■ Activity: Below are some entries. Copy each line in them that holds "часа".

*** Records provided ***

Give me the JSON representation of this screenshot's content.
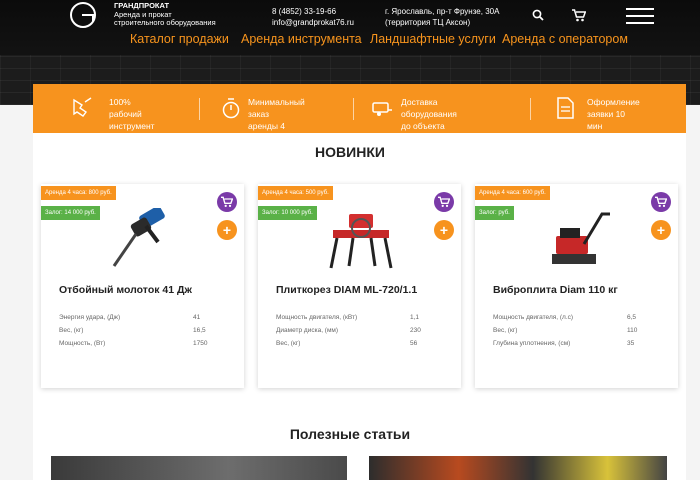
{
  "header": {
    "brand_name": "ГРАНДПРОКАТ",
    "brand_line1": "Аренда и прокат",
    "brand_line2": "строительного оборудования",
    "phone": "8 (4852) 33-19-66",
    "email": "info@grandprokat76.ru",
    "address_line1": "г. Ярославль, пр-т Фрунзе, 30А",
    "address_line2": "(территория ТЦ Аксон)"
  },
  "nav": {
    "items": [
      {
        "label": "Каталог продажи"
      },
      {
        "label": "Аренда инструмента"
      },
      {
        "label": "Ландшафтные услуги"
      },
      {
        "label": "Аренда с оператором"
      }
    ]
  },
  "features": [
    {
      "line1": "100% рабочий",
      "line2": "инструмент",
      "icon": "drill-icon"
    },
    {
      "line1": "Минимальный заказ",
      "line2": "аренды 4 часа",
      "icon": "stopwatch-icon"
    },
    {
      "line1": "Доставка оборудования",
      "line2": "до объекта",
      "icon": "trailer-icon"
    },
    {
      "line1": "Оформление",
      "line2": "заявки 10 мин",
      "icon": "document-icon"
    }
  ],
  "sections": {
    "new_title": "НОВИНКИ",
    "articles_title": "Полезные статьи"
  },
  "products": [
    {
      "rent": "Аренда 4 часа: 800 руб.",
      "deposit": "Залог: 14 000 руб.",
      "title": "Отбойный молоток 41 Дж",
      "specs": [
        {
          "k": "Энергия удара, (Дж)",
          "v": "41"
        },
        {
          "k": "Вес, (кг)",
          "v": "16,5"
        },
        {
          "k": "Мощность, (Вт)",
          "v": "1750"
        }
      ]
    },
    {
      "rent": "Аренда 4 часа: 500 руб.",
      "deposit": "Залог: 10 000 руб.",
      "title": "Плиткорез DIAM ML-720/1.1",
      "specs": [
        {
          "k": "Мощность двигателя, (кВт)",
          "v": "1,1"
        },
        {
          "k": "Диаметр диска, (мм)",
          "v": "230"
        },
        {
          "k": "Вес, (кг)",
          "v": "56"
        }
      ]
    },
    {
      "rent": "Аренда 4 часа: 600 руб.",
      "deposit": "Залог: руб.",
      "title": "Виброплита Diam 110 кг",
      "specs": [
        {
          "k": "Мощность двигателя, (л.с)",
          "v": "6,5"
        },
        {
          "k": "Вес, (кг)",
          "v": "110"
        },
        {
          "k": "Глубина уплотнения, (см)",
          "v": "35"
        }
      ]
    }
  ],
  "icons": {
    "search": "search-icon",
    "cart": "cart-icon",
    "menu": "menu-icon",
    "add": "+"
  },
  "colors": {
    "accent": "#f7931e",
    "deposit": "#5ab147",
    "cart_button": "#7a3aa8"
  }
}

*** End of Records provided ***

■ Response for this exercise:
      "line2": "аренды 4 часа",
      "rent": "Аренда 4 часа: 800 руб.",
      "rent": "Аренда 4 часа: 500 руб.",
      "rent": "Аренда 4 часа: 600 руб.",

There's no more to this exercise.